By Fred Plumer
I was sitting on an airplane last month reading a book by Calvin Mercer called Slaves to Faith. Mercer is a former fundamentalist Christian who has been “born again” as a competent theologian and university professor of religion. When he realized what he had been through and how hard it had been to break free, he became fascinated by the fundamentalist mind. At one point his interest was so great that he returned to school got a graduate degree in clinical psychology and was in private practice for over a decade. His book is wonderful primer on understanding the fundamentalist perspective on theology, the bible and Jesus the Christ. In this book, he also offers a psychological profile on the fundamentalist mind with some limited suggestions on how progressives Christians and others might dialogue with them.
When my seat mate saw the title of the book, he assumed that that title referred to the “born again Christian’s” commitment to Christ. In other words he thought we were on the same page. With a smile he said: “Wasn’t great when you have finally made that commitment? “ Now, whenever something like this has happened in the past I usually make some remark that assures this person that first, I am more educated than he is or she is, and second, we don’t agree. Although that does not always work it usually does and at least give me the first punch in what may be an uncomfortable ride at 30,000 ft.
This time I just smiled and asked him what he meant by that question. It took him less than five minutes to articulate how his life had changed when a friend took him to his evangelical church and within three months he had committed his life to Christ as his lord and savior. His next question was; “When were you born again?”
I had to think about my response since it was a full flight and we still had two and half hours left. So, I simply said, “I not certain what you mean by that?” I actually had become interested in how he would respond to that, so I tried to listen with an open mind. I was surprised how easy it was when I made the effort not to judge or critic his comments as he was making them. I did my best to shut down the voice that wanted to make fun of his naïveté and lack of biblical training. But I became far more fascinated by how comfortable he was talking about something that was so important to him. It was clear that he had done this before on many occasions and that he was completely at ease and if I did not evaluate what he was saying, instead of how he was saying it, it was impressive.
I suppose it had a special impact on me because we had been working on our most recent eBulletin that deals with learning to talk about progressive Christianity. Of course it will always be difficult to talk about one’s faith when we are talking about great mysteries and a lot of questions that will never be answered because they are dealing with issues and things beyond our comprehension.

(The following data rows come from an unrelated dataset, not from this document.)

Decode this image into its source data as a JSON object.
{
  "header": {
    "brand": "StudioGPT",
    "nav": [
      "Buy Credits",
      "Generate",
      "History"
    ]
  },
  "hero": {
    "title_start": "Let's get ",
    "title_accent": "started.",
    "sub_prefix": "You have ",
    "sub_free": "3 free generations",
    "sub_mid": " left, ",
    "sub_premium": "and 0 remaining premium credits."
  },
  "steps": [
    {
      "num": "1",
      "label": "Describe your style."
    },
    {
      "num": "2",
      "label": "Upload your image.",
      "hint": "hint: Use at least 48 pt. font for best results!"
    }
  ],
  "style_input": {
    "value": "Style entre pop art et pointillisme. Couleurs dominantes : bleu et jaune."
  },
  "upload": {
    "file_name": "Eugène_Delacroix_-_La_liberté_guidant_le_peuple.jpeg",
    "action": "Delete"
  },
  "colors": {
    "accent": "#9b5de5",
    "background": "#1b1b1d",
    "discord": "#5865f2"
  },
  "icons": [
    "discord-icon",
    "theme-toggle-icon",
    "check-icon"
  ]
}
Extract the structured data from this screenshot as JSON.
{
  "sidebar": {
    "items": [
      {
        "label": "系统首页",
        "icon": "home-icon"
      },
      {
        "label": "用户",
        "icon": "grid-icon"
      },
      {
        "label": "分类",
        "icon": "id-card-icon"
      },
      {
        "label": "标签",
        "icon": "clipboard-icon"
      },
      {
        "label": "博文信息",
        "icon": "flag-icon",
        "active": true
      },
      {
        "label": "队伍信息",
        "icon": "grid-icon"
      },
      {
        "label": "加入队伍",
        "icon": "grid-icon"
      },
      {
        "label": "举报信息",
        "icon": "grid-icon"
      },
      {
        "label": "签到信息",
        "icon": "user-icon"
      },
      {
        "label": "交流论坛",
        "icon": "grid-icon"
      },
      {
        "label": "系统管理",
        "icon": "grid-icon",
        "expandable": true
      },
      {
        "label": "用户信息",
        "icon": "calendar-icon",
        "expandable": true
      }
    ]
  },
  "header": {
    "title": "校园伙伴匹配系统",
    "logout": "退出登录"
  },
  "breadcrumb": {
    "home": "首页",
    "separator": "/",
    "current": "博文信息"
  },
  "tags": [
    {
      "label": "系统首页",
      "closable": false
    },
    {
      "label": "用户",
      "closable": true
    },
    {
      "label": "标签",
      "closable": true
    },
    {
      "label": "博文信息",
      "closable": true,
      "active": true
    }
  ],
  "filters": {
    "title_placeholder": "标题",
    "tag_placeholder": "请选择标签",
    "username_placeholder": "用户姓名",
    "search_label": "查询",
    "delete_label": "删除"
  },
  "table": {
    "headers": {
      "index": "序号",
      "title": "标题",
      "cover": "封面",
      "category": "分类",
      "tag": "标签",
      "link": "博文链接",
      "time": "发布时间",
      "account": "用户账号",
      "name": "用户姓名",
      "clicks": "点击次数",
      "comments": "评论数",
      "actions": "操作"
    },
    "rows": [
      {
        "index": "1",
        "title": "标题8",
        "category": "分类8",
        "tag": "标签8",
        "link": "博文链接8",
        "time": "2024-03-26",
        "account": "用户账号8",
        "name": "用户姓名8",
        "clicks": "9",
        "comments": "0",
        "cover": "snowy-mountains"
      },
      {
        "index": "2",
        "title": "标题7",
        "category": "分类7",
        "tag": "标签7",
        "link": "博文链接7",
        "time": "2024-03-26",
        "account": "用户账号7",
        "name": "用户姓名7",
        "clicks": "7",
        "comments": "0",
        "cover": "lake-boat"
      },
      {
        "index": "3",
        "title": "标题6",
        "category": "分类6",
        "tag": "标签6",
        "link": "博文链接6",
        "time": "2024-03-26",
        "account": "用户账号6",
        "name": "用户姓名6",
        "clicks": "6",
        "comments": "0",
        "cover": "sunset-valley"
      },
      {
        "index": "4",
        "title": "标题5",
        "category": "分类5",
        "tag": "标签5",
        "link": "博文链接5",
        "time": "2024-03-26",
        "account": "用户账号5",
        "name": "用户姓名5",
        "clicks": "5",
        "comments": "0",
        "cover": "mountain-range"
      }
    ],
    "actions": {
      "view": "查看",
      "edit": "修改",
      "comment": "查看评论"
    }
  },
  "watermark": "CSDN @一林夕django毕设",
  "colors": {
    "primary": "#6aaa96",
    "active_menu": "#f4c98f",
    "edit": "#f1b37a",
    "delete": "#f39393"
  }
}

But is that hard to refer to Christianity as a path rather than a belief system-a path that is guided by love rather than fear? Is it hard to explain that this is a path that is more interested in fulfillment than it is in atonement? Is it that difficult to say that you have faith in a God or Divine Spirit or Sacred Unity or whatever you choose to call this energy-an energy that is part of all creation and is in and part of each and everyone one of us? Is it too difficult to say I don’t know how it works because it is beyond my comprehension but I know when I live my life a certain way, including intentional spiritual practices my life is more abundant, less anxious, more peaceful, less fearful, and at the end of each day, more joyful? Of course this begs the question. Do we really try and walk path? Do we have intentional spiritual practices and disciplines? Do we really believe that our path is about change and transformation? Do we think “our way” will actually lead to an experience of the Sacred or the Divine? Then why do we have such a hard time expressing ourselves and sharing our experience?
I suppose that if we really did live this way, we would have a much easier time on airplanes explaining what it means to be a progressive Christian. I would guess that if we had some of those experiences, we would have an easier time explaining what it is that we actually believe, not what it is that we don’t believe. I suspect that we would be a little more enthusiastic explaining why progressive Christianity can be a wonderful guide to one’s life. But then if we were living it we probably would not have to explain it would we? For the record, I did explain my view of my faith and briefly shared what I saw as our differences. He looked at me like I was crazy and finally said, “That’s cool,” and went back to his computer games. I put my seat back and took a nap…